Cheesemaking in the South has come leaps and bounds from when it was known only for cheese straws and pimento cheese, and even further still from the days when all you could find at roadside markets was hoop cheese (made simply with cow’s milk and set with a round hoop mold, often coated with red wax). Despite the lack of rich cheesemaking history, spotty distribution chains, and sweltering, humid summers that are hard on animals and humans alike, the region’s cheese industry is flourishing.
Following in the footsteps of Southern luminaries such as Meadow Creek Dairy, Sweet Grass Dairy, and Goat Lady Dairy, other small farms and creameries have found their niche in areas where people actively seek out local food and sustainable agriculture. These dedicated farmers and cheesemakers love the lifestyle, the land, the animals, and the local food movement, and they are forging ahead with passion and grit. As Gail Hobbs-Page, a farmstead goat’s milk cheesemaker at Caromont Farm in Esmont, Virginia, says, “We exist because we have a demographic that gets it.” Finding support locally happens by vending at farmers’ markets, selling their cheeses to restaurants and small local retailers, and, most importantly, bringing folks to the farm for classes and dinners.
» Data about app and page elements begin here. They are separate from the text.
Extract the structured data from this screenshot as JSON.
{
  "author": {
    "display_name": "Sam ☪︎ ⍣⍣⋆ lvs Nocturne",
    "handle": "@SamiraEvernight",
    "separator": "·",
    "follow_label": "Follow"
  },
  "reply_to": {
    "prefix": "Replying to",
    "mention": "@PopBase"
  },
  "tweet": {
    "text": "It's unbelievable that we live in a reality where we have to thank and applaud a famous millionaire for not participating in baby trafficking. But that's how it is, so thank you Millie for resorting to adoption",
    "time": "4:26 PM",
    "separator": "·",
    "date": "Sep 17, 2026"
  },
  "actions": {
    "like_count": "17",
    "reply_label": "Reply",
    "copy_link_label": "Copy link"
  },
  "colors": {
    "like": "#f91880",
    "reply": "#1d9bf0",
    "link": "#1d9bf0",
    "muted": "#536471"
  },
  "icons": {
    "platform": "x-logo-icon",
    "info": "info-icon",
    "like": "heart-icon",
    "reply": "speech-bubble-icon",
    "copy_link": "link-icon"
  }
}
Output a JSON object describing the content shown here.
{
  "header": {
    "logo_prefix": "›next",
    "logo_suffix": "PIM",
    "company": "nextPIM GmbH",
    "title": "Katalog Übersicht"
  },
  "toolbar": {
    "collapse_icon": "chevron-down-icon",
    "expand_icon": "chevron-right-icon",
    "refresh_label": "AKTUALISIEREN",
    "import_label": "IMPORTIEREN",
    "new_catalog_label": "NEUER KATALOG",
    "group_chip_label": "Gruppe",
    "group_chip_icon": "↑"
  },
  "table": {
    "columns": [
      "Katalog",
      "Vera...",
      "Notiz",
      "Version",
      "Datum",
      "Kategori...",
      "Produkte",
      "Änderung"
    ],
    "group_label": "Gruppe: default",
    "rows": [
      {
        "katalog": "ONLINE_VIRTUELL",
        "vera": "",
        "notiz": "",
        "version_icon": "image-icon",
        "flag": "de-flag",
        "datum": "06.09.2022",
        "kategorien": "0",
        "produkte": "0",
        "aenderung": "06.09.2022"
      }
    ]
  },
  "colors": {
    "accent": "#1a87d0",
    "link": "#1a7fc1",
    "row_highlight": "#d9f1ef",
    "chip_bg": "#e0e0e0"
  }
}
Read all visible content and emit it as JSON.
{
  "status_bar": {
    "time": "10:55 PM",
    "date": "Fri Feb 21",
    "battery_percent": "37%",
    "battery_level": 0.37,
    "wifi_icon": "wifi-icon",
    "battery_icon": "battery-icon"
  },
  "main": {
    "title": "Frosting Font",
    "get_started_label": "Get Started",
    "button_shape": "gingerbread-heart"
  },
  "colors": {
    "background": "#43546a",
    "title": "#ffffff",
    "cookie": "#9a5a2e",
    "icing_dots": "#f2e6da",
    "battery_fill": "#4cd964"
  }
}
The best way to experience cheese in the South is to head on down and explore for yourself. Not only can you see beautiful southern landscapes, but you can also snuggle goats at Caromont Farm in Virginia, have a five-course meal at Goat Lady Dairy in North Carolina, or signup for a cheese class at the annual Fête des Fromages in Louisiana. Many of the region’s best cheeses can now be found in specialty shops across the US, but most are only available within a 50-mile radius of where they were made. The recently revived Southern Cheese Guild is a trusted resource when planning a trip—checkout their map of southern cheesemakers, complete with an events list. The South may be a bit late to the party, but great cheesemaking is definitely on the rise.